* _INPUT MATERIAL_:

Start of Block

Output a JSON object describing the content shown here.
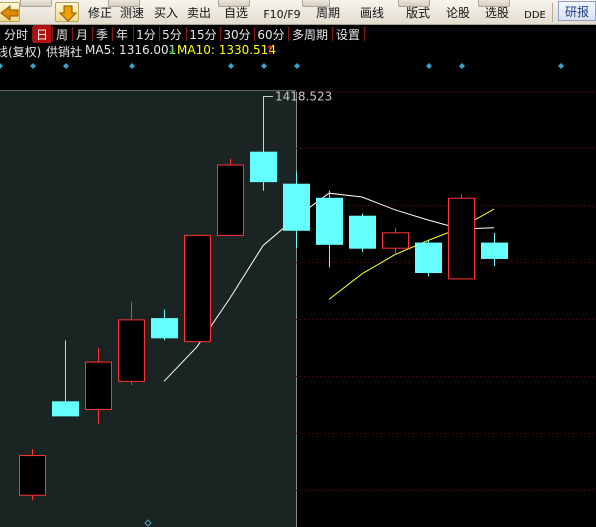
{
  "toolbar": {
    "items": [
      "修正",
      "测速",
      "买入",
      "卖出",
      "自选",
      "F10/F9",
      "周期",
      "画线",
      "版式",
      "论股",
      "选股",
      "DDE"
    ],
    "research_label": "研报",
    "back_icon": "back-arrow-icon",
    "down_icon": "down-arrow-icon"
  },
  "period_bar": {
    "items": [
      "分时",
      "日",
      "周",
      "月",
      "季",
      "年",
      "1分",
      "5分",
      "15分",
      "30分",
      "60分",
      "多周期",
      "设置"
    ],
    "active": "日"
  },
  "info": {
    "title_prefix": "线(复权)",
    "stock_name": "供销社",
    "ma5_label": "MA5: 1316.001",
    "ma5_arrow": "↓",
    "ma10_label": "MA10: 1330.514",
    "ma10_arrow": "↑",
    "ma5_color": "#ffffff",
    "ma10_color": "#ffff00",
    "down_arrow_color": "#00d000",
    "up_arrow_color": "#ff3030"
  },
  "chart_data": {
    "type": "candlestick",
    "max_label": "1418.523",
    "price_range": [
      1090,
      1440
    ],
    "up_color": "#ff3333",
    "down_color": "#66ffff",
    "candles": [
      {
        "open": 1107,
        "close": 1138,
        "high": 1143,
        "low": 1103
      },
      {
        "open": 1180,
        "close": 1169,
        "high": 1228,
        "low": 1169
      },
      {
        "open": 1174,
        "close": 1211,
        "high": 1222,
        "low": 1163
      },
      {
        "open": 1196,
        "close": 1244,
        "high": 1258,
        "low": 1193
      },
      {
        "open": 1245,
        "close": 1230,
        "high": 1252,
        "low": 1228
      },
      {
        "open": 1227,
        "close": 1310,
        "high": 1310,
        "low": 1227
      },
      {
        "open": 1310,
        "close": 1365,
        "high": 1370,
        "low": 1310
      },
      {
        "open": 1375,
        "close": 1352,
        "high": 1418.523,
        "low": 1345
      },
      {
        "open": 1350,
        "close": 1314,
        "high": 1360,
        "low": 1300
      },
      {
        "open": 1339,
        "close": 1303,
        "high": 1345,
        "low": 1285
      },
      {
        "open": 1325,
        "close": 1300,
        "high": 1327,
        "low": 1297
      },
      {
        "open": 1300,
        "close": 1312,
        "high": 1316,
        "low": 1296
      },
      {
        "open": 1304,
        "close": 1281,
        "high": 1306,
        "low": 1278
      },
      {
        "open": 1276,
        "close": 1339,
        "high": 1342,
        "low": 1276
      },
      {
        "open": 1304,
        "close": 1292,
        "high": 1312,
        "low": 1286
      }
    ],
    "ma5": [
      null,
      null,
      null,
      null,
      1196,
      1223,
      1261,
      1302,
      1324,
      1343,
      1340,
      1330,
      1322,
      1315,
      1316
    ],
    "ma10": [
      null,
      null,
      null,
      null,
      null,
      null,
      null,
      null,
      null,
      1260,
      1280,
      1295,
      1306,
      1316,
      1330.514
    ]
  }
}
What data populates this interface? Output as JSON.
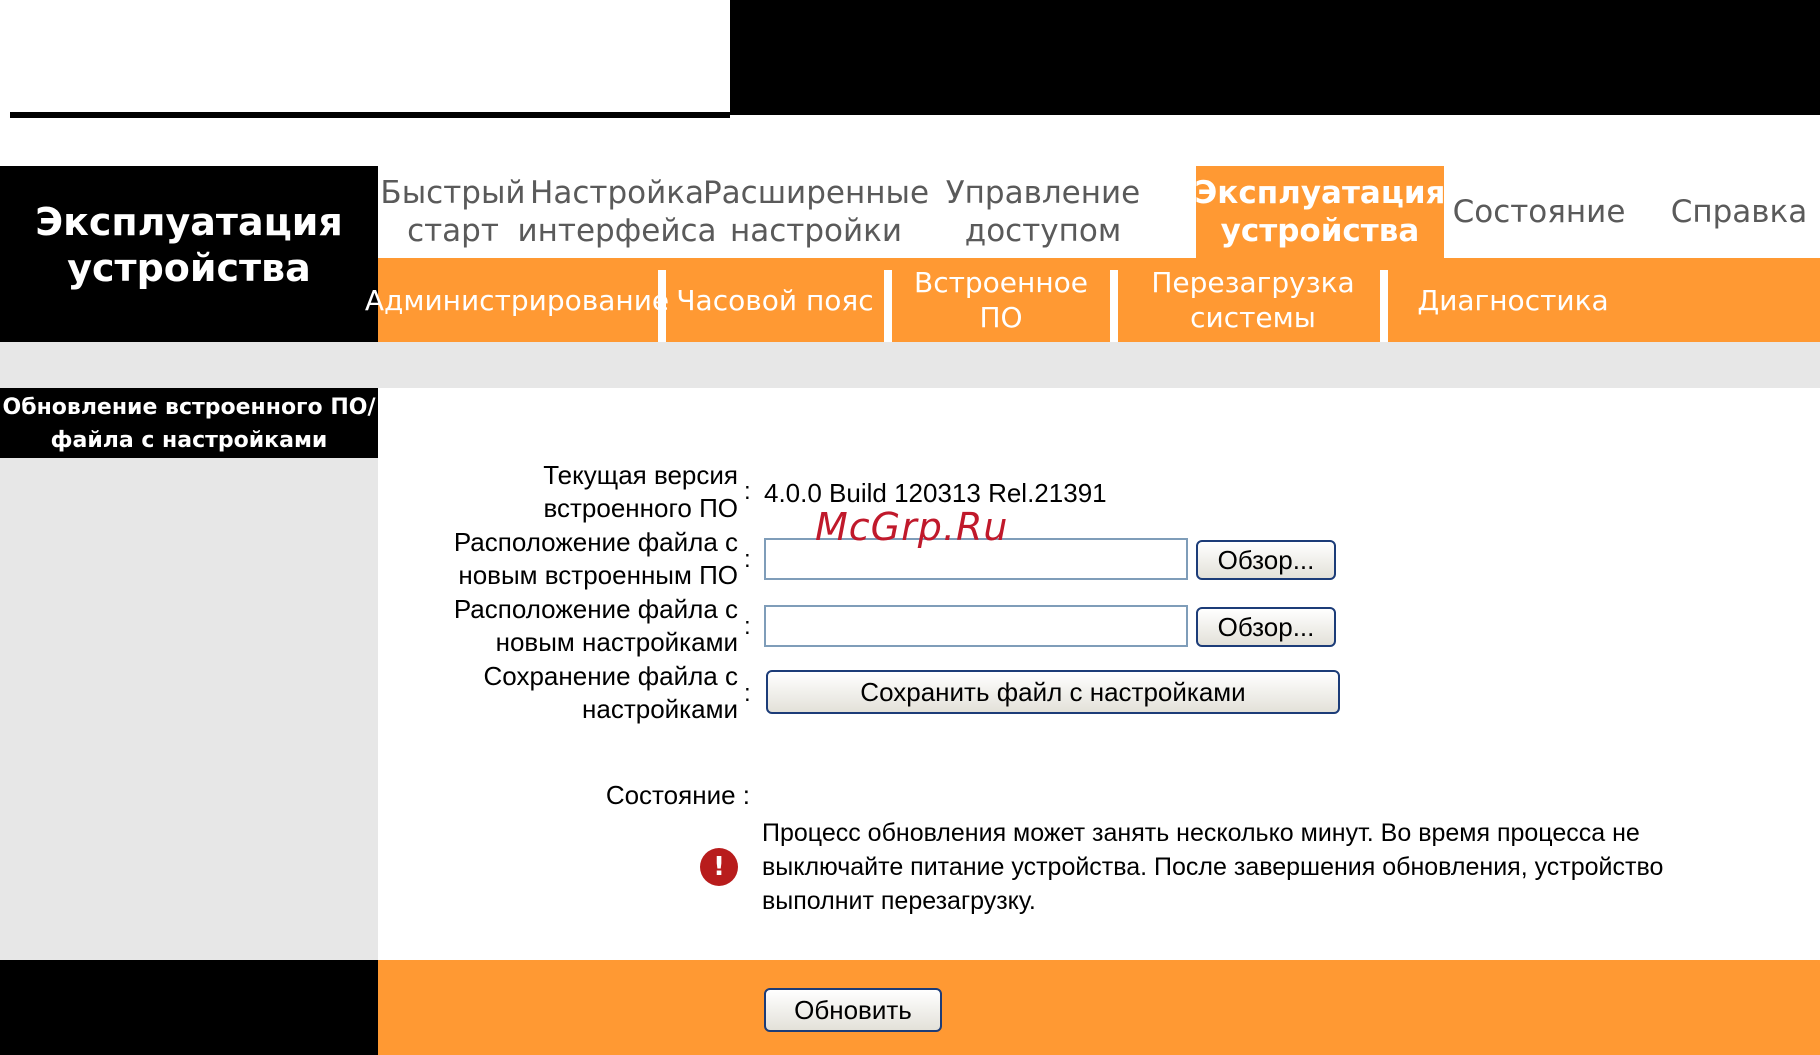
{
  "brand": {
    "title": "Эксплуатация устройства"
  },
  "main_nav": [
    {
      "label": "Быстрый старт"
    },
    {
      "label": "Настройка интерфейса"
    },
    {
      "label": "Расширенные настройки"
    },
    {
      "label": "Управление доступом"
    },
    {
      "label": "Эксплуатация устройства",
      "active": true
    },
    {
      "label": "Состояние"
    },
    {
      "label": "Справка"
    }
  ],
  "sub_nav": [
    {
      "label": "Администрирование"
    },
    {
      "label": "Часовой пояс"
    },
    {
      "label": "Встроенное ПО"
    },
    {
      "label": "Перезагрузка системы"
    },
    {
      "label": "Диагностика"
    }
  ],
  "section": {
    "title": "Обновление встроенного ПО/файла с настройками"
  },
  "form": {
    "current_version_label": "Текущая версия встроенного ПО",
    "current_version_value": "4.0.0 Build 120313 Rel.21391",
    "firmware_file_label": "Расположение файла с новым встроенным ПО",
    "firmware_file_value": "",
    "config_file_label": "Расположение файла с новым настройками",
    "config_file_value": "",
    "browse_label": "Обзор...",
    "save_config_label": "Сохранение файла с настройками",
    "save_config_button": "Сохранить файл с настройками",
    "status_label": "Состояние :",
    "status_message": "Процесс обновления может занять несколько минут. Во время процесса не выключайте питание устройства. После завершения обновления, устройство выполнит перезагрузку.",
    "colon": ":"
  },
  "footer": {
    "update_button": "Обновить"
  },
  "watermark": "McGrp.Ru",
  "colors": {
    "accent": "#ff9933",
    "black": "#000000",
    "gray": "#e7e7e7",
    "warn": "#b81c1c"
  }
}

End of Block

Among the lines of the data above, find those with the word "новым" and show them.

    "firmware_file_label": "Расположение файла с новым встроенным ПО",
    "config_file_label": "Расположение файла с новым настройками",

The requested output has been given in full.